We Need to Start Talking about the Emotional Impact of Election Day

This week I was invited to participate in a focus group to solicit ideas for an upcoming conversation around the impact of the November 3rd elections on the philanthropic sector. And make no mistake, the impact will be seismic no matter the outcome; these are the most consequential American elections in which my fellow Generation Xers and I will have ever participated. Up and down ballots across the country, in rural towns, suburban hamlets, and urban centers, the winners of this election (from the President and Congress to State Legislators and Attorneys General, to Mayors, Sheriffs, Boards of Supervisors and School Boards) will determine the policies and practices that will govern us all.

The import of this election season is evidenced by the ubiquitous voter registration and “Get Out The Vote” campaigns being waged by the right, left, and middle. Increasingly those efforts have extended to preventing voter suppression and intimidation and mounting legal challenges to ensure votes are counted fairly and accurately. And regardless of partisanship, all of us should prioritize free and fair elections where every vote is counted and every vote counts.

The next priority for me and many others should be prioritizing our emotional health by centering ourselves and building the emotional fortitude and stamina that will be required in the post-election aftermath. That seems like a tall order when so many are running flat out exhausted just to get to the election day “finish line.” The reality, however, is that November 3, 2020 will not mark the culmination of our efforts or an ending, but the end of a beginning. In fact the most recent battle in the war to realize the promise of America for all her residents has really just begun; the difficult and daily work of governing is how we materialize that promise.

No matter which party controls the White House, Congress, and State Houses across the country as a result of these elections (and there’s a good chance we won’t know by the time the polls close), the days and weeks in the immediate aftermath will be emotionally and mentally taxing. The reality is that no matter which party prevails, on Wednesday, November 4, nearly 1,000 of our family members, neighbors and community members, colleagues, and congregants are projected to die from COVID-19; unemployment numbers will continue to rise (and access to affordable and equitable health care will decline) in a country where 140 million people were poor or low-income prior to the pandemic; over 179 million people will be in danger of a utility shutoff; and 30–40 million will be at risk of eviction.

I hearken back to November 9, 2016 and the shock, befuddlement, and denial I felt having gone to bed with the expectation that Hillary Clinton would be victorious and waking up to the news that Donald J. Trump was elected the 45th president of the United States. I remember my stunned stagger to the school bus stop with my then 8- and 6 year-olds, the heavy silence of an environment usually cacophonous with the laughter of elementary school children and their preschool-aged siblings and the banal chatter of watchful parents.

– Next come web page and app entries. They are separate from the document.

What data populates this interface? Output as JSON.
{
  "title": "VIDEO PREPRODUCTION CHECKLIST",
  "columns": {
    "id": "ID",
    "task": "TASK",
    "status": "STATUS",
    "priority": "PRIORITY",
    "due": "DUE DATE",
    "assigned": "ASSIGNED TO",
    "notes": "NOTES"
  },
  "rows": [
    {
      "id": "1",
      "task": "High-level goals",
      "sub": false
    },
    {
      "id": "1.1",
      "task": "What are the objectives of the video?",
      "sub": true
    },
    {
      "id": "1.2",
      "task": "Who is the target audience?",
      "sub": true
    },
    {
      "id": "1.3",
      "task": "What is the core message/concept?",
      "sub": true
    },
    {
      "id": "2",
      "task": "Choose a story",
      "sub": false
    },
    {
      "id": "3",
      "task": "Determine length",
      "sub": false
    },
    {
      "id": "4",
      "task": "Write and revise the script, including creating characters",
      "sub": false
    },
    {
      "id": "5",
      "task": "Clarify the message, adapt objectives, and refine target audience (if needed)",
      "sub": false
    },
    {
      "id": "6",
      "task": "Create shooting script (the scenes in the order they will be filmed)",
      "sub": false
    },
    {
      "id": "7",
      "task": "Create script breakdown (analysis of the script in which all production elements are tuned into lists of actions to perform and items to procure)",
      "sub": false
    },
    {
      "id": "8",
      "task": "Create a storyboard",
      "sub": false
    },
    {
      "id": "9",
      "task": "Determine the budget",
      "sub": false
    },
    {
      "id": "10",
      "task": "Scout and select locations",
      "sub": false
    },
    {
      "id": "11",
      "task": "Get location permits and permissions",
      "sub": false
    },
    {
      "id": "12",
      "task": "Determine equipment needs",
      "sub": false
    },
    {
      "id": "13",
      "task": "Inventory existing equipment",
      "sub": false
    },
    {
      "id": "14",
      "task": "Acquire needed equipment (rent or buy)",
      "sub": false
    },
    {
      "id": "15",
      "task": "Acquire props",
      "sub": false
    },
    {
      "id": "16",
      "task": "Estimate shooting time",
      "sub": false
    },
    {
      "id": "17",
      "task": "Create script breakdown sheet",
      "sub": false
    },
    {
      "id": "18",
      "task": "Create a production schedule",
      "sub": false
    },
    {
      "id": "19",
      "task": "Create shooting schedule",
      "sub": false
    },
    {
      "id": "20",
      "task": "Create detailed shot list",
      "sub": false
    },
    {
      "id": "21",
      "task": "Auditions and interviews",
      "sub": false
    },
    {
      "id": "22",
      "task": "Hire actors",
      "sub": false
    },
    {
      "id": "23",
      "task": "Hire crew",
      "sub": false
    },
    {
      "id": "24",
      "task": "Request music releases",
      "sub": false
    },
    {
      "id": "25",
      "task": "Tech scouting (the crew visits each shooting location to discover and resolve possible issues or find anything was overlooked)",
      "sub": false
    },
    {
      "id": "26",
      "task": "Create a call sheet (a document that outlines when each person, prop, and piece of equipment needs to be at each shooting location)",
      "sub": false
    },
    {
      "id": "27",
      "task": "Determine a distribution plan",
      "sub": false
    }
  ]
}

The pundits’ proclamation that White suburban women clenched the victory for Trump rang through my head as, through eyes bloodshot from tears, I silently asked “were you one of them?”

And we need to prepare for a similar emotional and mental assault after November 3.

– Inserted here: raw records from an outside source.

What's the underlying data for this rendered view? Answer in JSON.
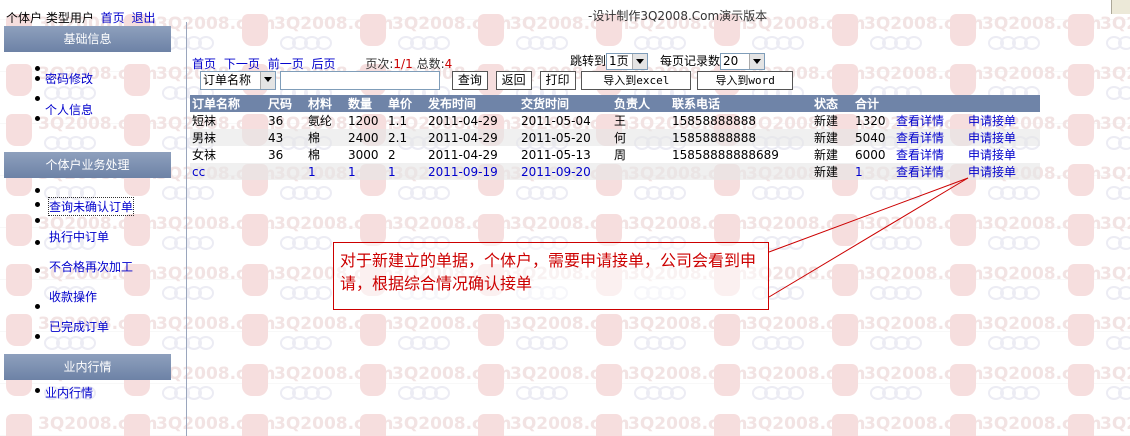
{
  "topbar": {
    "user_info": "个体户 类型用户",
    "home_link": "首页",
    "logout_link": "退出",
    "credit": "-设计制作3Q2008.Com演示版本"
  },
  "watermark": {
    "text": "3Q2008.com"
  },
  "sidebar": {
    "sections": [
      {
        "title": "基础信息",
        "items": [
          {
            "label": "密码修改"
          },
          {
            "label": "个人信息"
          }
        ]
      },
      {
        "title": "个体户业务处理",
        "items": [
          {
            "label": "查询未确认订单"
          },
          {
            "label": "执行中订单"
          },
          {
            "label": "不合格再次加工"
          },
          {
            "label": "收款操作"
          },
          {
            "label": "已完成订单"
          }
        ]
      },
      {
        "title": "业内行情",
        "items": [
          {
            "label": "业内行情"
          }
        ]
      }
    ]
  },
  "pager": {
    "first": "首页",
    "next": "下一页",
    "prev": "前一页",
    "last": "后页",
    "page_label": "页次:",
    "page_value": "1/1",
    "total_label": "总数:",
    "total_value": "4",
    "jump_label": "跳转到",
    "jump_value": "1页",
    "per_page_label": "每页记录数",
    "per_page_value": "20"
  },
  "toolbar": {
    "field_select": "订单名称",
    "search_input_value": "",
    "query_button": "查询",
    "back_button": "返回",
    "print_button": "打印",
    "export_excel_button": "导入到excel",
    "export_word_button": "导入到word"
  },
  "table": {
    "columns": [
      "订单名称",
      "尺码",
      "材料",
      "数量",
      "单价",
      "发布时间",
      "交货时间",
      "负责人",
      "联系电话",
      "状态",
      "合计",
      "",
      ""
    ],
    "rows": [
      {
        "name": "短袜",
        "size": "36",
        "material": "氨纶",
        "qty": "1200",
        "price": "1.1",
        "publish": "2011-04-29",
        "delivery": "2011-05-04",
        "owner": "王",
        "phone": "15858888888",
        "status": "新建",
        "total": "1320",
        "detail": "查看详情",
        "apply": "申请接单"
      },
      {
        "name": "男袜",
        "size": "43",
        "material": "棉",
        "qty": "2400",
        "price": "2.1",
        "publish": "2011-04-29",
        "delivery": "2011-05-20",
        "owner": "何",
        "phone": "15858888888",
        "status": "新建",
        "total": "5040",
        "detail": "查看详情",
        "apply": "申请接单"
      },
      {
        "name": "女袜",
        "size": "36",
        "material": "棉",
        "qty": "3000",
        "price": "2",
        "publish": "2011-04-29",
        "delivery": "2011-05-13",
        "owner": "周",
        "phone": "15858888888689",
        "status": "新建",
        "total": "6000",
        "detail": "查看详情",
        "apply": "申请接单"
      },
      {
        "name": "cc",
        "size": "",
        "material": "1",
        "qty": "1",
        "price": "1",
        "publish": "2011-09-19",
        "delivery": "2011-09-20",
        "owner": "",
        "phone": "",
        "status": "新建",
        "total": "1",
        "detail": "查看详情",
        "apply": "申请接单"
      }
    ]
  },
  "callout": {
    "text": "对于新建立的单据，个体户，需要申请接单，公司会看到申请，根据综合情况确认接单",
    "border_color": "#cc0000"
  },
  "colors": {
    "header_bg": "#6f84a8",
    "link": "#0000cc",
    "accent_red": "#cc0000"
  }
}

The reelection of President Donald J. Trump and a conservative wave will mean the triumph of falsehoods over truth, of those who are expendable over those who are essential, of “law and order” for a few over justice for all, of rising 401Ks over rising quality of life , and of acceptance of the unacceptable. In short, it will likely mean more of the last 8 months for the next 4 years. That triumph will also be a repudiation of my very being as a Black woman and that of my family. Black folks will be confronted anew with the fact that we keep loving a country that doesn’t love us back. And while virtual learning will mean no teary eyes at the bus stop, my heart will be in my throat every time I pass my neighbors on my daily morning walk, bump into them at the grocery store, or run into them while picking up take out, wondering “were you one of them?”

If Joe Biden/Kamala Harris and a range of progressive candidates are victorious, we will be dealing with the triple threats of an unhinged President Trump driven to govern out of spite and not the good of the country, a possible assault on a peaceful transition of power for the first time in our democracy, and the specter of nationally televised white supremacist-led terrorism (the Proud Boys have told us they are standing by and those intent on “liberating” our country are plotting and planning); not to mention the everyday harassments that will not be horrific enough to make the news cycle but cut as deeply.

There is clearly an outcome that gives me greater hope for the longer-term future but make no mistake about it, the immediate aftermath of these elections will be harder than pre-election. So draw on your faith resources (I pray that you have some), center yourself through those practices that anchor you, put your sister circle on standby, and prepare for the emotional aftermath of November 3.

Social Justice Advocate. Wife, mother, daughter, sister, friend. Philanthropic disruptor. On Twitter @ricshawnroane.